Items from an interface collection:
******
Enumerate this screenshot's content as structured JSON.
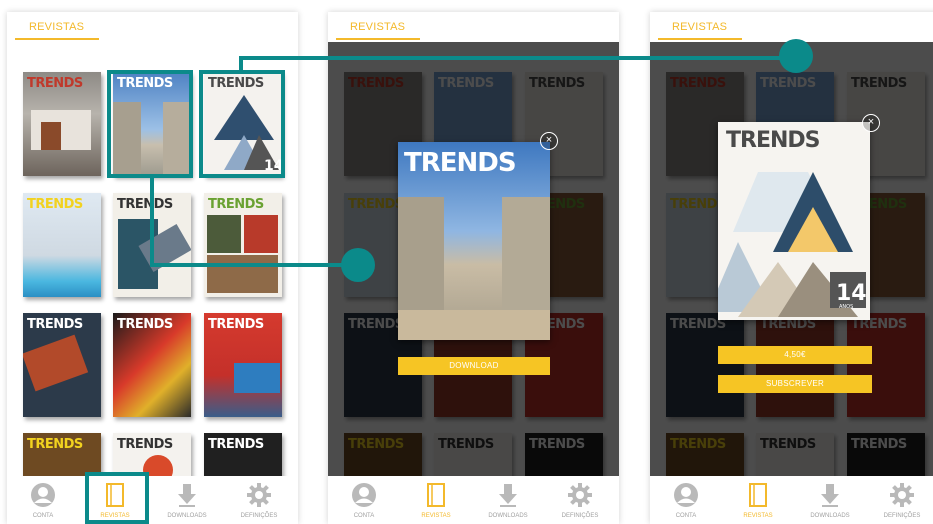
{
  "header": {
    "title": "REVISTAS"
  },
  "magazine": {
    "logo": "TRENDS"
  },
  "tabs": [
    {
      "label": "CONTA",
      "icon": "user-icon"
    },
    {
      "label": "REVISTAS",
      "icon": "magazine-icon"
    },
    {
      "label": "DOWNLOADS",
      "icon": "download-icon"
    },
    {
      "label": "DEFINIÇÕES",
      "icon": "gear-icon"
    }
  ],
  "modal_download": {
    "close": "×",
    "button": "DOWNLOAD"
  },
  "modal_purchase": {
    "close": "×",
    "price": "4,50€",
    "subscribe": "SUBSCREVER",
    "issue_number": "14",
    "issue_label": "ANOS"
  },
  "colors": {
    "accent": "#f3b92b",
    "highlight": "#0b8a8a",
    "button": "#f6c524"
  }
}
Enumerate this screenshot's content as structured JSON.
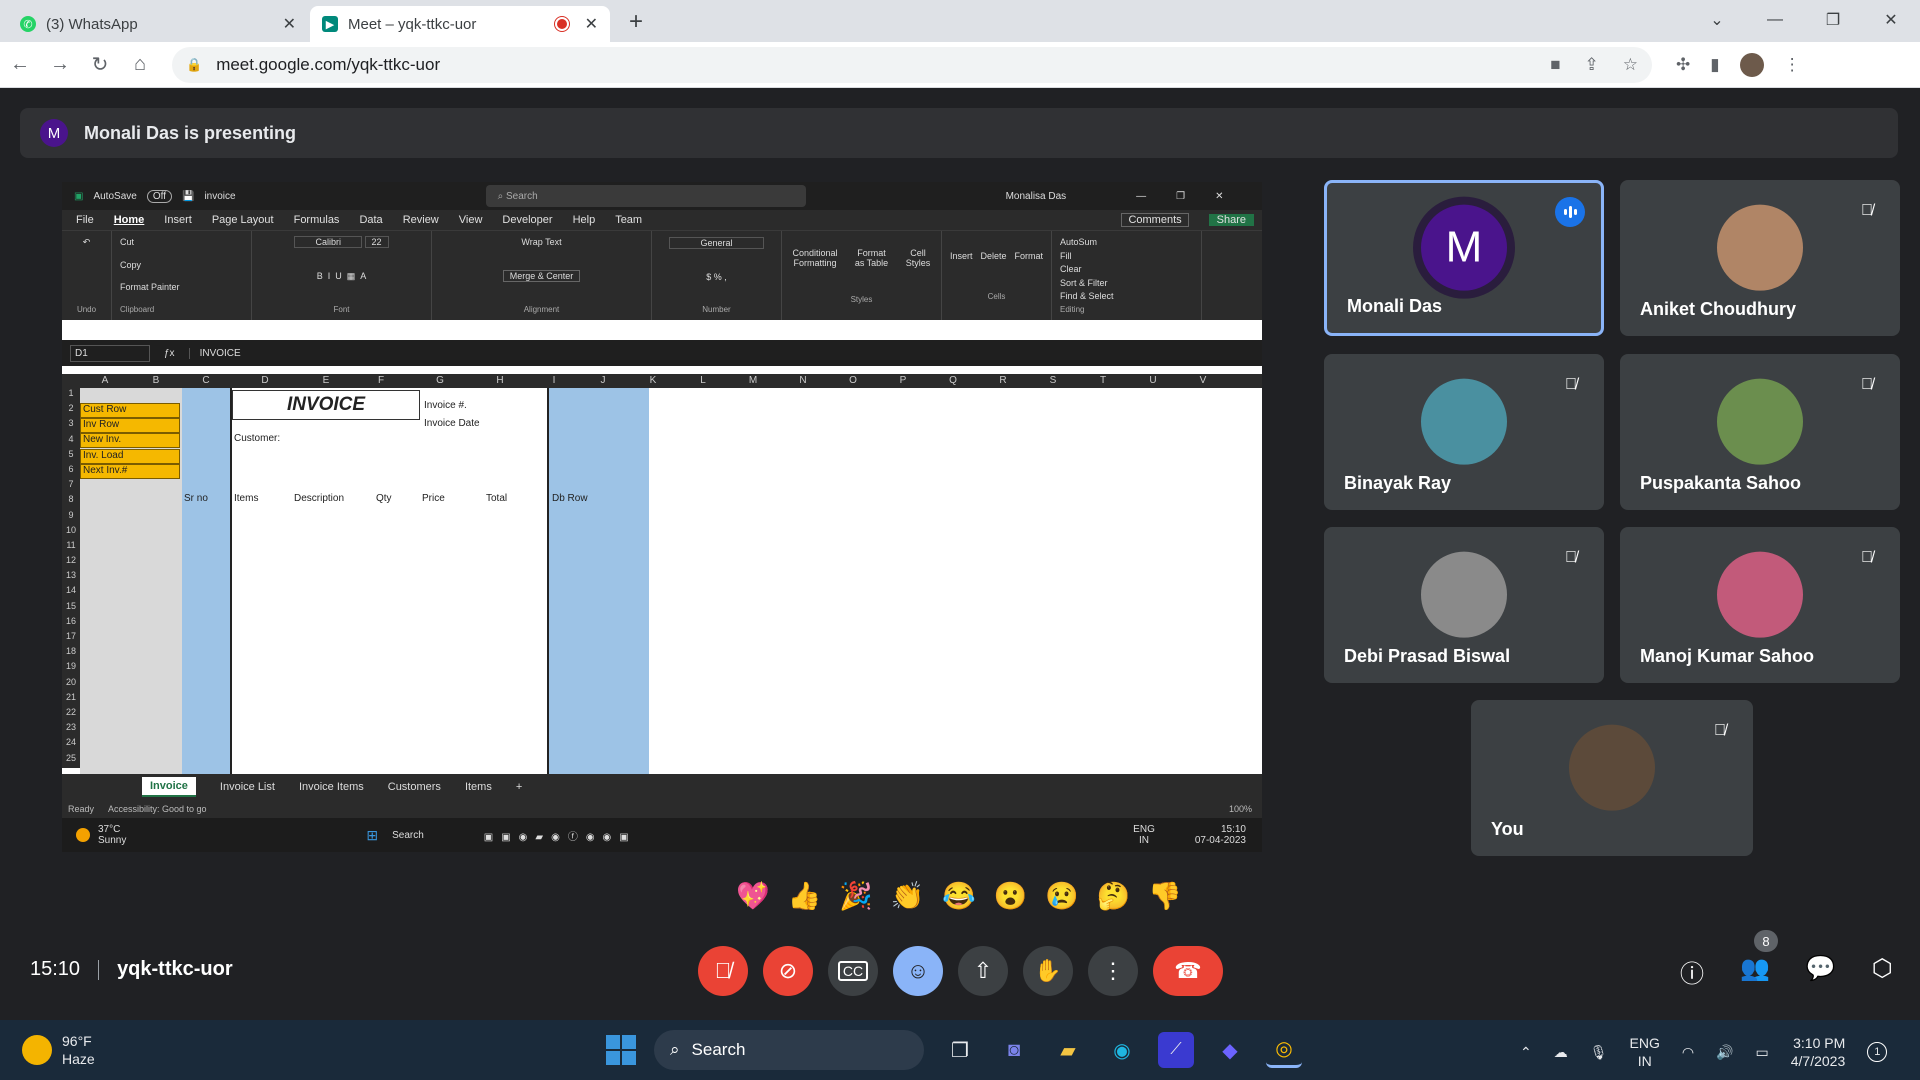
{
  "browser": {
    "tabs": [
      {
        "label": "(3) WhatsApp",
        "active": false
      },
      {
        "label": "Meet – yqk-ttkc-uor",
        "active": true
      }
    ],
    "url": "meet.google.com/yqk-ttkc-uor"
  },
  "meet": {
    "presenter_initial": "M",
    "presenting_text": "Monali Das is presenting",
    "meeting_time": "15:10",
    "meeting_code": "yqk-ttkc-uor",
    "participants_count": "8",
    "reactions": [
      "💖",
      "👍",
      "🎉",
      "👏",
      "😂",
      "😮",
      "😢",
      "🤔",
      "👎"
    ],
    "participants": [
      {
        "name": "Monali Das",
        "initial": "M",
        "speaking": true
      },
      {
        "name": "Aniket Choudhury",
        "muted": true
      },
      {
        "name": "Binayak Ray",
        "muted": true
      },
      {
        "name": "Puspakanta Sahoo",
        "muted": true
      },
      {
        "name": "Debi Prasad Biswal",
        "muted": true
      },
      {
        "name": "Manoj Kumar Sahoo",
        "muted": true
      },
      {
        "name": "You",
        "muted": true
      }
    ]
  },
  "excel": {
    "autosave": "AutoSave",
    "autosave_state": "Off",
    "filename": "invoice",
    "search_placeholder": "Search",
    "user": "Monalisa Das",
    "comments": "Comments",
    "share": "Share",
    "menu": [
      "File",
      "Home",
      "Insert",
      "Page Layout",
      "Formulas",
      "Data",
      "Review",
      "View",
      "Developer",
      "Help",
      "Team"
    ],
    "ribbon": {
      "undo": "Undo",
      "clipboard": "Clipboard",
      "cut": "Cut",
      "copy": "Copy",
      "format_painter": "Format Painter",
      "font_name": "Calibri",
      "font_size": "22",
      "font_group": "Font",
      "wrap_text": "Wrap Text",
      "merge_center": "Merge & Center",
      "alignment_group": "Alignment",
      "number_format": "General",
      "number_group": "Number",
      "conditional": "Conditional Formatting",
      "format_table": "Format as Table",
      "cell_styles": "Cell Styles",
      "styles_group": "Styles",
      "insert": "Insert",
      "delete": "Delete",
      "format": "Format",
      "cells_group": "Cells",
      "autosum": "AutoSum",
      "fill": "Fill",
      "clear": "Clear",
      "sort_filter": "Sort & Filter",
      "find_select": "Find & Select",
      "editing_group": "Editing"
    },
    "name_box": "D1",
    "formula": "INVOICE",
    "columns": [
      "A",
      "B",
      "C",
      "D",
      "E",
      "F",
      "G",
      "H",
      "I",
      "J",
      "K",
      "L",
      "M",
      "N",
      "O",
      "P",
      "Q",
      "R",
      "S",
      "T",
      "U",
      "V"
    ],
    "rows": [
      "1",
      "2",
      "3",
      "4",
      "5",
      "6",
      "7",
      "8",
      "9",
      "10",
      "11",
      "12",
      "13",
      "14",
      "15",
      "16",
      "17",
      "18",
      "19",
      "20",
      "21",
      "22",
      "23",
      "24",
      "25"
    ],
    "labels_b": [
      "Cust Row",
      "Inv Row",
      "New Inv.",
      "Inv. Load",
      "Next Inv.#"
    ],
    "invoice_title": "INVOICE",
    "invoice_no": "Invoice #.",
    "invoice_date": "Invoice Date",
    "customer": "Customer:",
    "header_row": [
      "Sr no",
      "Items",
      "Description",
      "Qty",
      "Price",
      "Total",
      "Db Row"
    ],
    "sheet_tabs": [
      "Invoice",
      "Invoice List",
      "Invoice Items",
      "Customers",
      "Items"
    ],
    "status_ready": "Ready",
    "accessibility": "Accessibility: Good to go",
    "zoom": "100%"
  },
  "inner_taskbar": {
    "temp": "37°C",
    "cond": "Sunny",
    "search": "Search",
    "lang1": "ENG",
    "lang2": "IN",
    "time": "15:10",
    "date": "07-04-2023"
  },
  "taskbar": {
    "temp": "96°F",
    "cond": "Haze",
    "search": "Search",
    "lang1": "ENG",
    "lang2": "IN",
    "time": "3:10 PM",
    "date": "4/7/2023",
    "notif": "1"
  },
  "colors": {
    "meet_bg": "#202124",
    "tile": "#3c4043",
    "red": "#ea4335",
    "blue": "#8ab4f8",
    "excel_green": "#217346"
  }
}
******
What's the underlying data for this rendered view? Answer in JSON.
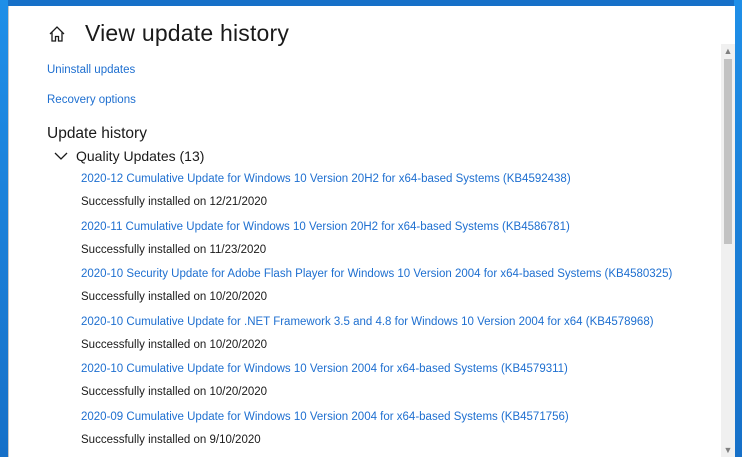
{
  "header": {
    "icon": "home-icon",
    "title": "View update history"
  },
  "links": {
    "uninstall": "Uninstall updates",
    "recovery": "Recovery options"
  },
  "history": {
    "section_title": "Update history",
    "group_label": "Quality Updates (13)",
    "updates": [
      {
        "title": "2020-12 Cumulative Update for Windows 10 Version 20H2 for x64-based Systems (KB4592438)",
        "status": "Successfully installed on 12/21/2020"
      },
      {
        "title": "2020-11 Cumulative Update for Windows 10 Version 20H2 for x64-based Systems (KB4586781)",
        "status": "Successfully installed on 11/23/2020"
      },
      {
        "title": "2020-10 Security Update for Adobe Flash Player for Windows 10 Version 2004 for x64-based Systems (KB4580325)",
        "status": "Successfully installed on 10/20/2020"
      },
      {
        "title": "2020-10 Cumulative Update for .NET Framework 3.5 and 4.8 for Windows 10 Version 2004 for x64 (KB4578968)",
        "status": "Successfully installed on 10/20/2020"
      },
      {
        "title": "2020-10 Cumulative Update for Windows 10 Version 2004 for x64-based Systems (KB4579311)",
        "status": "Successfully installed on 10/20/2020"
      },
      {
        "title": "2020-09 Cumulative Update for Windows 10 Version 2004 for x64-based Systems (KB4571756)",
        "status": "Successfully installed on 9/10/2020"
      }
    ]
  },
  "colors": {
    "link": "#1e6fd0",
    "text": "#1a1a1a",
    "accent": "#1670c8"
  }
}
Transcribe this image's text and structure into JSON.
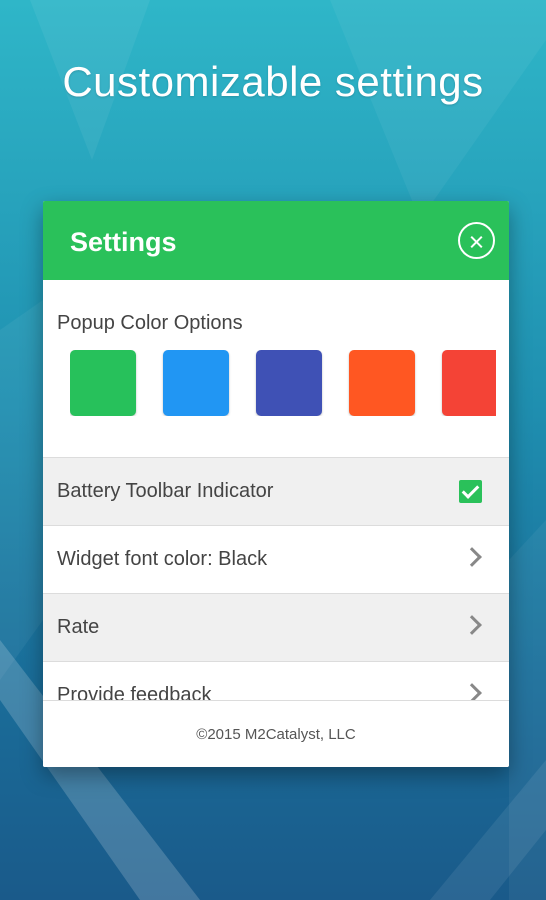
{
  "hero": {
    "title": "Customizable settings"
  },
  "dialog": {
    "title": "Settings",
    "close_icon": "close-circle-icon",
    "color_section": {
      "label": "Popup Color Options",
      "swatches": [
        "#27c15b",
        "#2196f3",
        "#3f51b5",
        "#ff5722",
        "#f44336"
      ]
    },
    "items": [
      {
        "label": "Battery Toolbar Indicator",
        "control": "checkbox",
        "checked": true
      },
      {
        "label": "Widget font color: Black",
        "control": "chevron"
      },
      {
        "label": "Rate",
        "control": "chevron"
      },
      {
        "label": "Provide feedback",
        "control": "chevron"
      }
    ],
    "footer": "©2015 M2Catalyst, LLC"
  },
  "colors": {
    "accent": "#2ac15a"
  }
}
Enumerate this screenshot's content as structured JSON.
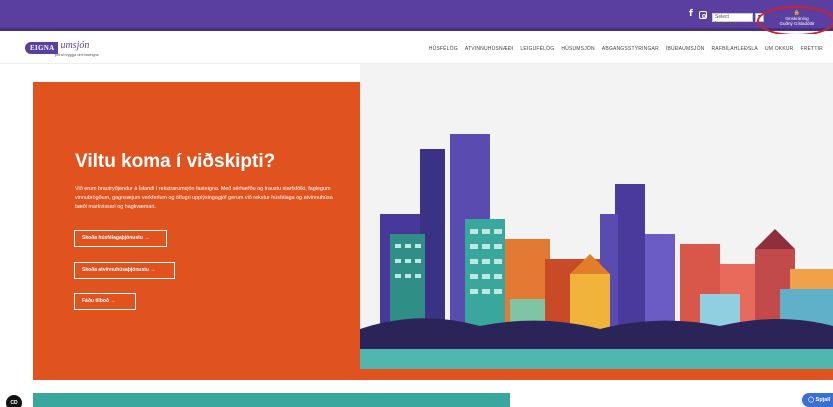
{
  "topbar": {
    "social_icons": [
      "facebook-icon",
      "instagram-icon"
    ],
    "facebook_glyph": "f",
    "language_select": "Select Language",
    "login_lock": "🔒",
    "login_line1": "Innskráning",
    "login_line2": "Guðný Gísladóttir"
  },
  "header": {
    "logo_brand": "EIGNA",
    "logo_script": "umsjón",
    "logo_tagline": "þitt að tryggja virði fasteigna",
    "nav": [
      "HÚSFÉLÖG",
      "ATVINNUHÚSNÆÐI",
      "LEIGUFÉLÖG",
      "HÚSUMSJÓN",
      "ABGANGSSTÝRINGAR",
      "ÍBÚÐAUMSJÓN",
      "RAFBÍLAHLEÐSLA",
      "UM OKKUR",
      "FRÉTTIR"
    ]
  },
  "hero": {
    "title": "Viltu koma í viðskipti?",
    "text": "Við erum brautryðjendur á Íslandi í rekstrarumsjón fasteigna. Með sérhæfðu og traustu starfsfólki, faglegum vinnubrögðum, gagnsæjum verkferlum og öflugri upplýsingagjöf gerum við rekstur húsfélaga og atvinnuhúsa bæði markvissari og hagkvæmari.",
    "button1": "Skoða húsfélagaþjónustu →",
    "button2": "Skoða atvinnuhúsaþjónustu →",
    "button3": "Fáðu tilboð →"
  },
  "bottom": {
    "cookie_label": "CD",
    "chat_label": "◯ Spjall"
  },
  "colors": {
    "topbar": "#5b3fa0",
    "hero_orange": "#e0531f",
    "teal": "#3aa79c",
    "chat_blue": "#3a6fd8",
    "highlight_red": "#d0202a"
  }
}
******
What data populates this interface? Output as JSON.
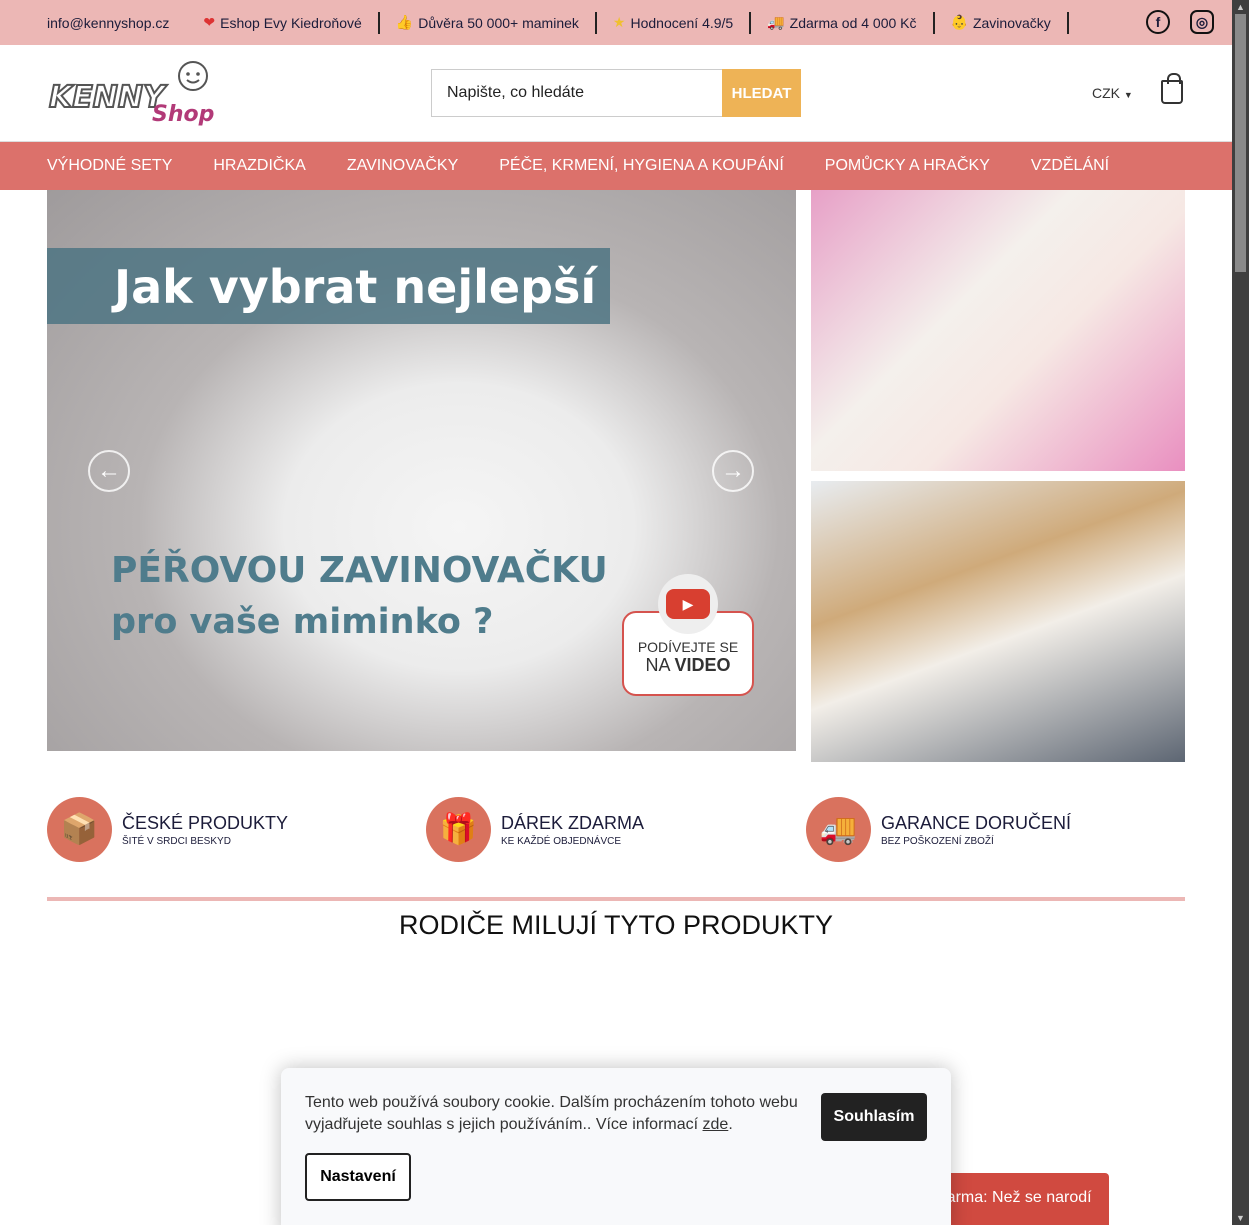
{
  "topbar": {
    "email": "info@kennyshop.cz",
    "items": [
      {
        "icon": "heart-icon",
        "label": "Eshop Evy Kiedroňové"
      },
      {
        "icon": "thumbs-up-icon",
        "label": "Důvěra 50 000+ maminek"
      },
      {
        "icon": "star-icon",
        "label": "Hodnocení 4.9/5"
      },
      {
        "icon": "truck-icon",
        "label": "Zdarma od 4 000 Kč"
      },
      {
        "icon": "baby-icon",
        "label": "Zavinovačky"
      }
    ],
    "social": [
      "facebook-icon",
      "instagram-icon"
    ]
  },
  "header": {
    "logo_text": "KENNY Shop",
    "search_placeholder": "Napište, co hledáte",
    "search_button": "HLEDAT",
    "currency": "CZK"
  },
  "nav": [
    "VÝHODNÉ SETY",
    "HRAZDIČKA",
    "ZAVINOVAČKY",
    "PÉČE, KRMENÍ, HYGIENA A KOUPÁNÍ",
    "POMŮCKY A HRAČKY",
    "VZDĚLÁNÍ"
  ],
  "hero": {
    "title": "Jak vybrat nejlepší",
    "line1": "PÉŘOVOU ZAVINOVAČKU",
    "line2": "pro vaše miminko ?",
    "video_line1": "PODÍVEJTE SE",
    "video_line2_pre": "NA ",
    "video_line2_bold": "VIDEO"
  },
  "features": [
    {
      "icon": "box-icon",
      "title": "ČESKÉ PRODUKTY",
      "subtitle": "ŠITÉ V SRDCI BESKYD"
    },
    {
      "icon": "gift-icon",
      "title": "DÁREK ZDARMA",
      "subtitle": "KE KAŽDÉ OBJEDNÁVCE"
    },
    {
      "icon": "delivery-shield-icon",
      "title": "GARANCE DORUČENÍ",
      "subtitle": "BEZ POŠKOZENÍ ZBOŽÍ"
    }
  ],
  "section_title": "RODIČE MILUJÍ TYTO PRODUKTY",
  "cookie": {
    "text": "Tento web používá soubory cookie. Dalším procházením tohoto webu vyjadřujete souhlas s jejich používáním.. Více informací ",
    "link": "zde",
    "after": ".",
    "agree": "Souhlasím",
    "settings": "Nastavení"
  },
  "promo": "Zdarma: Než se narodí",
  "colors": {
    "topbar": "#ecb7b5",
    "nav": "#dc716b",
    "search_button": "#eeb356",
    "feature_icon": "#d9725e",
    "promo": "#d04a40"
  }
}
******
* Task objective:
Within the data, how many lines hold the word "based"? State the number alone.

* Solution to this task:
5